Community microgrids raise questions about the role of the utility franchise, versus the free market.
Building a business case around smart grid data.
be achieved in the areas of meter asset management, the meter-to-cash process, field service management, and preventive maintenance.
• Expanded relationships with customers : Interval consumption data instead of only a once-monthly read, smart meters, time-of-use pricing, and direct load control devices enable customers to make more informed decisions regarding their electricity usage and become more proactive.
• Advanced power management capabilities : New grid management infrastructure and applications will enable greater distribution automation, self-healing capabilities, and more efficient power generation and dispatch, leading to reduced outages, improved restoration times, and lower generating costs.
Given this pervasive transformation, how should utilities approach a smart grid program in order to maximize the benefits to the business? The traditional approach to large transformation projects typically focuses on technology, process, and organization as the framework that governs how projects are justified, managed, and measured. Indeed, these elements are vital for smart grid. The technology component focuses on developing a robust architecture that integrates disparate operational systems and business applications. Interoperability is a key factor in this component. The process component focuses on redesigning business practices to exploit new functional capabilities, and utilities can use smart grid as a means to make processes and customer interactions more efficient and cost-effective. The organization component can provide opportunities to rationalize resource needs, develop and acquire needed skills, and rearrange organizational structures.

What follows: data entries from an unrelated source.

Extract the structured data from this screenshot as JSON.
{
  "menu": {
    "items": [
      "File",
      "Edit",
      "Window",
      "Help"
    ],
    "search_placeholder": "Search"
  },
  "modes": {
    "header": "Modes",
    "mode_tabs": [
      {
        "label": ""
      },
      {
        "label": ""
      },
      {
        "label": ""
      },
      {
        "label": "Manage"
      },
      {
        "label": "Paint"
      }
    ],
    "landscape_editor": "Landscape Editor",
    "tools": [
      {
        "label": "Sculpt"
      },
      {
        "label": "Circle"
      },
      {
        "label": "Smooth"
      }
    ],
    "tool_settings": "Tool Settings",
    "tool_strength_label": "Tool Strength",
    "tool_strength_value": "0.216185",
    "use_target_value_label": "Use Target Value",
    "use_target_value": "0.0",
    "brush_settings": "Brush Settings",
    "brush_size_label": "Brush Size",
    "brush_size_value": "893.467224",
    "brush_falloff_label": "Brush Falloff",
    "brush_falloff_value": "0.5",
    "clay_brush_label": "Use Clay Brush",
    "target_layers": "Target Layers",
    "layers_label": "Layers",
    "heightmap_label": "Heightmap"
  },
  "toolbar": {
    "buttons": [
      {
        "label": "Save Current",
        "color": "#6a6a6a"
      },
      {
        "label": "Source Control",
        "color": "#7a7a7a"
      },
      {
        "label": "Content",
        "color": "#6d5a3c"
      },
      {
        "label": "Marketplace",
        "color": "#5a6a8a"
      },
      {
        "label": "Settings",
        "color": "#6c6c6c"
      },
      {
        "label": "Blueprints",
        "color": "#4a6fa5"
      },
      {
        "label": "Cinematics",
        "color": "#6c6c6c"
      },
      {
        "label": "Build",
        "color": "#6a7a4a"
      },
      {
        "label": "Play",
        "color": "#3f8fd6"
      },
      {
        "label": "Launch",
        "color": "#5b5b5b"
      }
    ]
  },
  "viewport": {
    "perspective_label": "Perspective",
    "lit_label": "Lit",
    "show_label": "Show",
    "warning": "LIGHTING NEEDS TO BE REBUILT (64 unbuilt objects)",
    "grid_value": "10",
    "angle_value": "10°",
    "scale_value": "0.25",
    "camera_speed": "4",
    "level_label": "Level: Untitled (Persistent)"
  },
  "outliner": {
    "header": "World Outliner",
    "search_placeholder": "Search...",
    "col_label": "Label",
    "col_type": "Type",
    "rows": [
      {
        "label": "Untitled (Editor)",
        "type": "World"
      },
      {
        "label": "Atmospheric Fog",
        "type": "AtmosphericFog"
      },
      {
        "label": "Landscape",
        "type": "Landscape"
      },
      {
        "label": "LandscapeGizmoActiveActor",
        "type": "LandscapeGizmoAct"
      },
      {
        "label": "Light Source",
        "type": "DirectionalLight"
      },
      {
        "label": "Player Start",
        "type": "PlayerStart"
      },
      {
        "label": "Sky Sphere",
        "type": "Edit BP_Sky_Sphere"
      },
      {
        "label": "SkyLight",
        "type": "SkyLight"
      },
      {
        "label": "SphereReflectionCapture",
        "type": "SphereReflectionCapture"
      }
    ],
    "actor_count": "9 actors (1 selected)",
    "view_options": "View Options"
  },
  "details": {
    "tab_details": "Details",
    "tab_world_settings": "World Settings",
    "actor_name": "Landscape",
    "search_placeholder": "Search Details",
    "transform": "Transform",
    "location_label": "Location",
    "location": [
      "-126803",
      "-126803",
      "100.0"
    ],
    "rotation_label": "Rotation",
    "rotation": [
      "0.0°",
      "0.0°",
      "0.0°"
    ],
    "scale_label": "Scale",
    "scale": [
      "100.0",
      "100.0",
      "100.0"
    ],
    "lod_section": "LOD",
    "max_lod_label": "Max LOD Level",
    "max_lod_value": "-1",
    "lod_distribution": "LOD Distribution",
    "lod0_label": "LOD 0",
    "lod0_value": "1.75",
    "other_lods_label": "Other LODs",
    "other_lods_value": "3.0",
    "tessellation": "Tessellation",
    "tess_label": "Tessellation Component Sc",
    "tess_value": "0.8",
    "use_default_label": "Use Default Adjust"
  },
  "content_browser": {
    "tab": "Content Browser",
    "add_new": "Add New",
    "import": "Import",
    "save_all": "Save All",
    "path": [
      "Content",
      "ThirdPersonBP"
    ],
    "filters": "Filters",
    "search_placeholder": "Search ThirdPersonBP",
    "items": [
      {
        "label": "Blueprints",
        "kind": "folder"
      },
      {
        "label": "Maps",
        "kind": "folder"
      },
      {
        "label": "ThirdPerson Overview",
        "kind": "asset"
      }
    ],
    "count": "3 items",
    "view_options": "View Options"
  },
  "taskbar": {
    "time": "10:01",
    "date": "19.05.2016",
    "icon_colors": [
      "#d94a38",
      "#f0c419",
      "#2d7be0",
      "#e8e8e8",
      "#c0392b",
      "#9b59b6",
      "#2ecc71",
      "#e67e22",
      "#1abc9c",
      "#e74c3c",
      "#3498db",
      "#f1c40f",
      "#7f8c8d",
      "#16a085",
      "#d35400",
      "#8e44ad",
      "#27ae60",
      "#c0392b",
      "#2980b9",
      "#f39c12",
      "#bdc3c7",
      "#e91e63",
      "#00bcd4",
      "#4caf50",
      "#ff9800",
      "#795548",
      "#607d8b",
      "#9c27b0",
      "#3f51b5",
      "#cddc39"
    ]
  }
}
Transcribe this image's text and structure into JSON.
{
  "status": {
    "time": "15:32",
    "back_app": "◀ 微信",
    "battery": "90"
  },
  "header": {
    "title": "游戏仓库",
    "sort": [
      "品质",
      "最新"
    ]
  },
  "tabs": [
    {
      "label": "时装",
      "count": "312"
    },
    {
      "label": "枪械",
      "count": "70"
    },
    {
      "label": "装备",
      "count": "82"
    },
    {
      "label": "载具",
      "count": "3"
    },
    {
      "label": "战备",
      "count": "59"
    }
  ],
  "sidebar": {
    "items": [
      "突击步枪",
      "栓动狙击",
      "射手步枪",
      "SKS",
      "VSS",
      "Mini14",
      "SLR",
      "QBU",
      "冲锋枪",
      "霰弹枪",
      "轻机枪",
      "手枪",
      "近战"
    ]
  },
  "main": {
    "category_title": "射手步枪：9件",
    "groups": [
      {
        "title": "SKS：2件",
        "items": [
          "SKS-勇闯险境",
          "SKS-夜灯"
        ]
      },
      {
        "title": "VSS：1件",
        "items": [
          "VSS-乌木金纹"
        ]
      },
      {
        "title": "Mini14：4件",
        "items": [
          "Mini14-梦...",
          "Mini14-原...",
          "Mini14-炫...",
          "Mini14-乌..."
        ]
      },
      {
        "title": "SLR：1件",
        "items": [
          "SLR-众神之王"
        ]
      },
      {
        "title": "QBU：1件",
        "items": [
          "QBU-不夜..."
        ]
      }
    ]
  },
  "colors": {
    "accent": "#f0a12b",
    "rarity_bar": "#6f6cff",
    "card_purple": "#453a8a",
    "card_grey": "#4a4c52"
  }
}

While these factors are critical, developing the full value of smart grid requires a broader approach that recognizes the role and importance of data as a transformation driver and a significant source of business value and benefit. A unique aspect of smart grid is that infrastructure, such as new meters and grid sensor devices, provides an abundance of potentially useful information. The challenge for utilities is how to identify and use that information. Developing the opportunities presented by this data can provide new value as well as enable a multiplier effect by leveraging existing investments for additional value.
Data as a transformational driver and a source of business value refers to the following three areas:
• New functional capabilities : The ability to perform new functions as well as perform existing functions better. Time-of-use pricing and direct load control, for instance, are new capabilities that meter data supports.
• Decision support : The wealth of new data supports enhanced decision-making and planning capabilities. For example, the myriad data elements on condition and operating status that new smart meters provide ( i.e., tamper alert, low battery warning) can lead to improved preventative maintenance planning and improved meter purchasing strategies.
• Increased automation : Many utilities are upgrading distribution grids by installing numerous new and modern grid control and monitoring devices. These devices can provide an order of magnitude increase in available data on grid operations over what is currently available. Utilities can use this data, via their distribution management and outage management systems, to automate processes that could lead to reduced outage times, improved restoration, and streamlined field service operations.
These areas highlight how closely data is intertwined with the other components of the smart